▸ What the task requires: Based on the listing below, report how many lines contain the word "Protocol". Nothing but the number, please.

▸ Dataset content:
═══
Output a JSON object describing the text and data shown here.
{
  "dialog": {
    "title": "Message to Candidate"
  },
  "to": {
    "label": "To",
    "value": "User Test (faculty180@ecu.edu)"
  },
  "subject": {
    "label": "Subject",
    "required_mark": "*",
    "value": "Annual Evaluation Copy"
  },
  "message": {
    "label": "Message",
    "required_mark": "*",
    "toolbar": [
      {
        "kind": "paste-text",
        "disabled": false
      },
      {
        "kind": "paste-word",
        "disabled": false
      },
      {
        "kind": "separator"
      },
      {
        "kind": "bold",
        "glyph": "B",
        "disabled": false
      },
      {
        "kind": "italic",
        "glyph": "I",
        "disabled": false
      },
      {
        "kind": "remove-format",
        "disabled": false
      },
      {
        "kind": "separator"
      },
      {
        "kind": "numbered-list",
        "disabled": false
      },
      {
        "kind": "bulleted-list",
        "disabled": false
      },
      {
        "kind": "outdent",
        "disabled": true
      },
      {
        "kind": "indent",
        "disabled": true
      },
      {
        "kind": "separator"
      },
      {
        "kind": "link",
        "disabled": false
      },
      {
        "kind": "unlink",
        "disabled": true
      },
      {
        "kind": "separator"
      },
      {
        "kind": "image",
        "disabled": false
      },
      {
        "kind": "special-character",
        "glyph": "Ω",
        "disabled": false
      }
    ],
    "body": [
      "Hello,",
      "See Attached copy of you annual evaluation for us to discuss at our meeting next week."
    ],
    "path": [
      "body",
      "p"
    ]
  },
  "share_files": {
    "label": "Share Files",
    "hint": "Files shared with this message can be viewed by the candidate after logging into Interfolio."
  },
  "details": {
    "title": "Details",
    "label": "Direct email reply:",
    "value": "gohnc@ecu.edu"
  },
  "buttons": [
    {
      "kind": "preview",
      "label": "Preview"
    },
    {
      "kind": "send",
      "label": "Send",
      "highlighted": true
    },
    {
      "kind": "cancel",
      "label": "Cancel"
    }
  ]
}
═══
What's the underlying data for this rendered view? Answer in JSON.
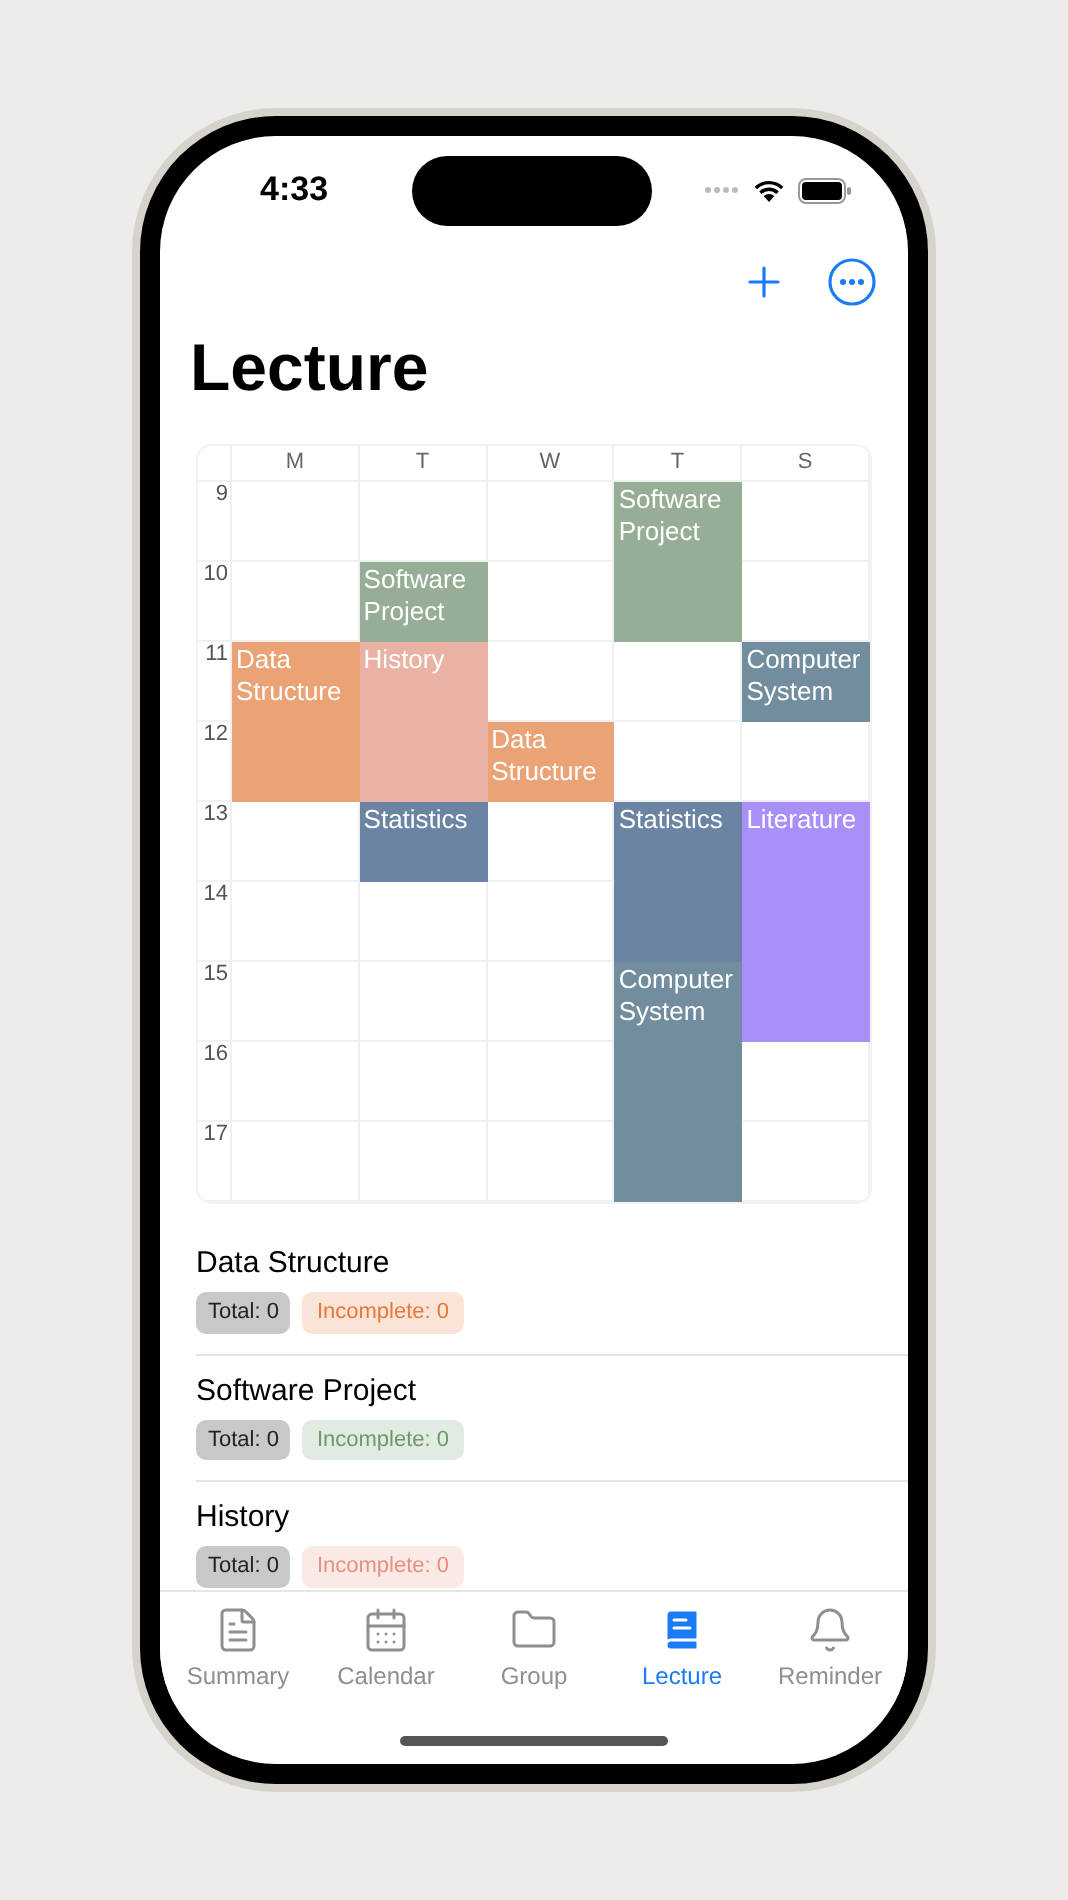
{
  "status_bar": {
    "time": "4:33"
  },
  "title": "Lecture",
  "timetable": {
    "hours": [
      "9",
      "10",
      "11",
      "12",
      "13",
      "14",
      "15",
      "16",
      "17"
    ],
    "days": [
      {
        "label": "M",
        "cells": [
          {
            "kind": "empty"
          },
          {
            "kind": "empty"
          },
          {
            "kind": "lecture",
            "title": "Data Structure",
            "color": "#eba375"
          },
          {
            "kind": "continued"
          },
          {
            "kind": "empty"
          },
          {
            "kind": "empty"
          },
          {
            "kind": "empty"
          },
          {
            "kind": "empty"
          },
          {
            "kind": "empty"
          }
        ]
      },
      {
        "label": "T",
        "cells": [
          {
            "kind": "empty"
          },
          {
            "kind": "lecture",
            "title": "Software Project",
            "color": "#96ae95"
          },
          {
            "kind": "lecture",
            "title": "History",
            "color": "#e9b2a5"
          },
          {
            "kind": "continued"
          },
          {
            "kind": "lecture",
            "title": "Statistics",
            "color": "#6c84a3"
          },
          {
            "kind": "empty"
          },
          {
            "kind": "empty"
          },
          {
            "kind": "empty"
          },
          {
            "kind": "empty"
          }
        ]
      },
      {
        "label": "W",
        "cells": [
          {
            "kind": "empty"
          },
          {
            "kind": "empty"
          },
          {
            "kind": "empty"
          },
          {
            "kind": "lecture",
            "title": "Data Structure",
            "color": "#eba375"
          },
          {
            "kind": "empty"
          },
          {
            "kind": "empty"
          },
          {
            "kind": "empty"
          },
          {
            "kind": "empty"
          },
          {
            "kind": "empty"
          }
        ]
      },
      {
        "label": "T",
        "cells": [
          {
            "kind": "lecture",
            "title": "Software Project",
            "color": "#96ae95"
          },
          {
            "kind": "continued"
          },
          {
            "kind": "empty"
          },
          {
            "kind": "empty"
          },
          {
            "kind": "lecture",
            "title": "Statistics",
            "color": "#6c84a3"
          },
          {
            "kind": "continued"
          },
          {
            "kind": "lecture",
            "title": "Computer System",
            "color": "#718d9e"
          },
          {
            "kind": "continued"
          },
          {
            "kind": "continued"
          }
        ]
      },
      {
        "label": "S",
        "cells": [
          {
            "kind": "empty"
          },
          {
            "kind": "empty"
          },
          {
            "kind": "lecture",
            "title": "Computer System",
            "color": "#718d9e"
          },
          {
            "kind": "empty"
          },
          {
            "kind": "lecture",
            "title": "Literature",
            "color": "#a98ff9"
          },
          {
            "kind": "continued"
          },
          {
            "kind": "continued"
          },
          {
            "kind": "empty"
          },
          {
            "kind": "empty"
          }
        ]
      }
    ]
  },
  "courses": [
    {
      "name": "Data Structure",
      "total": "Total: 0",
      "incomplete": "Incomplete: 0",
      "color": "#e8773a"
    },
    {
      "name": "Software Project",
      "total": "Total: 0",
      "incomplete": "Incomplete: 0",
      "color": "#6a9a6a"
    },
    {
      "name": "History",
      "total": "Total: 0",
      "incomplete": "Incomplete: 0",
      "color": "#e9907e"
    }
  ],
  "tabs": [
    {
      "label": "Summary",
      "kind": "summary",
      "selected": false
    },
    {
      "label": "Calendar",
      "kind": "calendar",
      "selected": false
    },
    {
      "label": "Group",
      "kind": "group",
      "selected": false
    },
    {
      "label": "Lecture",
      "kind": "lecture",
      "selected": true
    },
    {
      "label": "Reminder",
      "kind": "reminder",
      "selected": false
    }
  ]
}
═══
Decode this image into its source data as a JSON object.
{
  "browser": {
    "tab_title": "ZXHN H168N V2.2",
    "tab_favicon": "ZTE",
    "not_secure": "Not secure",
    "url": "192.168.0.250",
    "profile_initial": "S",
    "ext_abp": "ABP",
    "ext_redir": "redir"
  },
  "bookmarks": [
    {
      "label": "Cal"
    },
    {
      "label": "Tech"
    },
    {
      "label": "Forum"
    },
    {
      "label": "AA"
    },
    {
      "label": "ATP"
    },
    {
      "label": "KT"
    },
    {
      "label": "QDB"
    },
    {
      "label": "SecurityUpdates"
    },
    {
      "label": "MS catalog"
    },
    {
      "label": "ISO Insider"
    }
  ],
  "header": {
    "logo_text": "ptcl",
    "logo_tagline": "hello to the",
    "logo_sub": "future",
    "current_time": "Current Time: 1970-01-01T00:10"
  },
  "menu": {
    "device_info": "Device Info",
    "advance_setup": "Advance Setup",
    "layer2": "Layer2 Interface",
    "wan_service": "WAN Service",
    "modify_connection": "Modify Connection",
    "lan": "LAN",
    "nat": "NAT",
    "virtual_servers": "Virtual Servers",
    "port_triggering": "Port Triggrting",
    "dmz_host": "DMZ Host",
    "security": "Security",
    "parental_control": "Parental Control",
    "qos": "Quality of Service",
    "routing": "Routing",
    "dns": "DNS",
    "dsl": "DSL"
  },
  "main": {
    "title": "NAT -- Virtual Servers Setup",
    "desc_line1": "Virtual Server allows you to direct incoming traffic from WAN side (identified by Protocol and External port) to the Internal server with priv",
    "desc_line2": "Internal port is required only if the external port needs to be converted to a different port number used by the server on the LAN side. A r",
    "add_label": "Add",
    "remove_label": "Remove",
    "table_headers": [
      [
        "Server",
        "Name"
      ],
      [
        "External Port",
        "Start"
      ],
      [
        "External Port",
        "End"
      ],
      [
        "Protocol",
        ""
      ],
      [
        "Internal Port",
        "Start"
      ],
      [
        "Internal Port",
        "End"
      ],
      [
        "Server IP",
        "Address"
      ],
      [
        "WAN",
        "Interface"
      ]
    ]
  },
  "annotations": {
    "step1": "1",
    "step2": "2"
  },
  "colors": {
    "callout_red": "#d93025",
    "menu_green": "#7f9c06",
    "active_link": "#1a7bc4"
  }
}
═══
▸ Solution to this task: 2